Taisho, and Showa Osaka (Vol. 2) Published by Kokushokankokai
At the turn of the 20th century, railroad networks started
to grow as the new transportation that would soon take over from
the barges on the rivers. In the Horie district, the Namboku
Line along the Yotsubashi-suji Avenue and the Tozai Line along
the Nagahori Canal were developed by the city government. Minatomachi
Station on the Kansai Tetsudo Line and Shiomibashi Station on
the Koya Tetsudo Line also opened along the Dotonbori Canal.
Thanks to this convenient transportation, the Horie district
continued to evolve both as a residential area and as an entertainment
center where various amusement facilities were located.
Although the Horie district was completely burnt down by bombings during World
War II, the community gradually recovered with local industries including lumber
trade and furniture manufacturing as well as entertainment businesses in Horie
Shinchi regained their strength. During the years of postwar economic growth,
furniture dealing businesses along the Tachibana-dori Avenue flourished at an
unprecedented pace. Meanwhile, the view of the town dramatically changed as the

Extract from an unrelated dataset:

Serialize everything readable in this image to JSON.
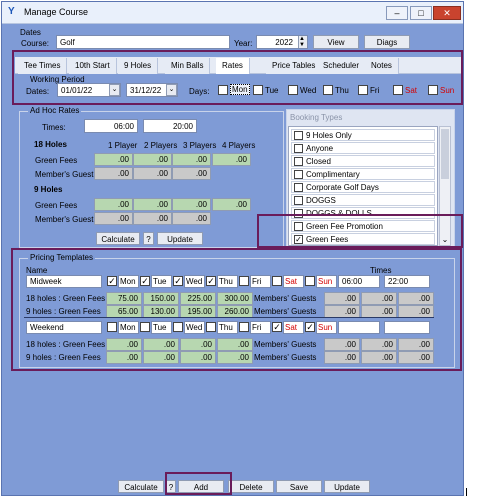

main traffic routes shifted from water to land. The Horie Canal was filled and
made into a road in 1960 (Showa 35), followed by the Nagahori Canal in 1964 (Showa
39) and the Nishiyokobori Canal in 1971 (Showa 46). The lumber industry moved
to the suburbs and the red-light quarter was closed and transformed into office
buildings and car parking facilities. Furniture businesses along the Tachibana-dori
Avenue waned as more people moved to the suburbs and large-scale furniture stores
opened targeting the increasing suburban population.
In recent years, however, the Horie district has been gaining a refreshed vitality.
Since the late 1990's, a number of cafes, galleries, and specialty stores have
been opened on the Tachibana-dori Avenue. Large-scale high-class goods stores
in Tokyo have also opened their branch stores in the area. Even some of the older
furniture stores have changed themselves into fashionable interior decor shops
targeting younger generations. Office space for small businesses and SOHOs are
increasing, attracting designers and creators.
Wako-ji Temple lost its buildings, including its main hall, during
the war. A temporary main hall was built in 1947 (Showa 22) and was used until
the main hall was rebuilt in 1961 (Showa 36) with the support of local lumber
industry and donations. Legendary Amida Pond (Amida-ike) still exists today as
a historical witness of Horie, which once flourished as the water capital.
To gain a true feeling for the history of the town, you just might
be able to visit Amida Pond (Amida-ike) and pick up the “vibes” of the old community
even today, even as they are starting to fade into the background of what is
today’s modern world.
*This article was also featured in "horie bon!”, a
community magazine issued by the Horie Machizukuri Committee.
November 29, 2007
Hiroshi Yamanou, Osaka Brand Center